The Stamford, Connecticut-based company went public on Nasdaq three years ago and moved to the New York Stock Exchange two years ago. Now, Liguori is adding the possibility of a European equity offering to the company’s long-term growth plan. Ideally, a listing will land the company on the “most global” and “prestigious” stock exchange in Europe, as a natural complement to WWE’s international sales expansion strategy. “We find that when portfolio managers see the power of the brand being demonstrated [and get to] meet and greet the talent,” he says, “they become pretty substantial investors. In the long term, we’re hoping to replicate that kind of activity around the globe.”
Exactly which European exchange will be the most global and prestigious when Liguori is ready, though, is an open question. After decades as member-owned fiefdoms separated by high cross-border trading fees, varying listing requirements, and unconnected clearing and settlement processes, “exchanges are becoming more like businesses,” says Cornell University finance professor and American Finance Association president Maureen O’Hara. Nine exchanges, including the London Stock Exchange (LSE) and Germany’s Deutsche Boerse, are now publicly traded companies, she says, and most other exchanges are looking to pump up their volumes through alliances, mergers, and acquisitions. The introduction of the euro as well as governmental efforts to standardize listing requirements and accounting rules across the continent by 2005 are only intensifying the race to be biggest and best.
Where the Action Is
To be sure, the major exchanges have already taken some significant steps toward a Pan-European securities market. Bourses in Paris, Amsterdam, Brussels, Warsaw, and Lisbon have all come together under the Euronext name in the past two years, “a wildly successful effort,” according to O’Hara. Nasdaq, meanwhile, recently purchased a 50 percent stake in Nasdaq Deutschland AG, the product of the newly combined Berlin and Bremen exchanges, with the hope of complementing its still-struggling Nasdaq Europe. For its part, the Deutsche Boerse, owner of the Frankfurt Exchange, is pursuing a vertical-integration strategy: buying up the technology that settles and clears the trades to give it some control over where the new borders are drawn.

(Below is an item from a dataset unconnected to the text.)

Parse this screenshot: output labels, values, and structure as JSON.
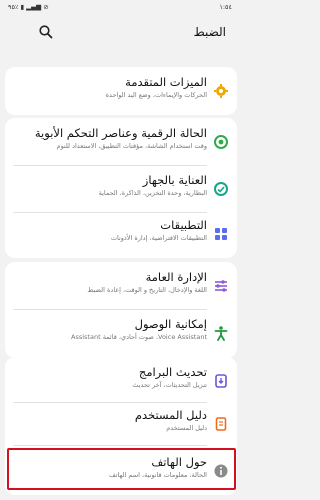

Also in the mix are some 20 new exchanges, including Athens’s year-old NEXA Market, that have emerged since 1995, aiming to be Europe’s version of Nasdaq. The result, says Gerry Beaney, partner in Grant Thornton LLP’s London office, is that Europe has become a continent with “too many markets regulated in too many different ways and trapped by varying degrees of red tape, language barriers, and cost.” And, he predicts, “the exchanges will have to consolidate to survive.”
The big prize, of course, is the LSE. The exchange has already been courted by the Deutsche Boerse, Sweden’s Stockholm Stock Exchange, and Nasdaq, and experts predict that one of these suitors–or another–might soon be successful in sealing a deal.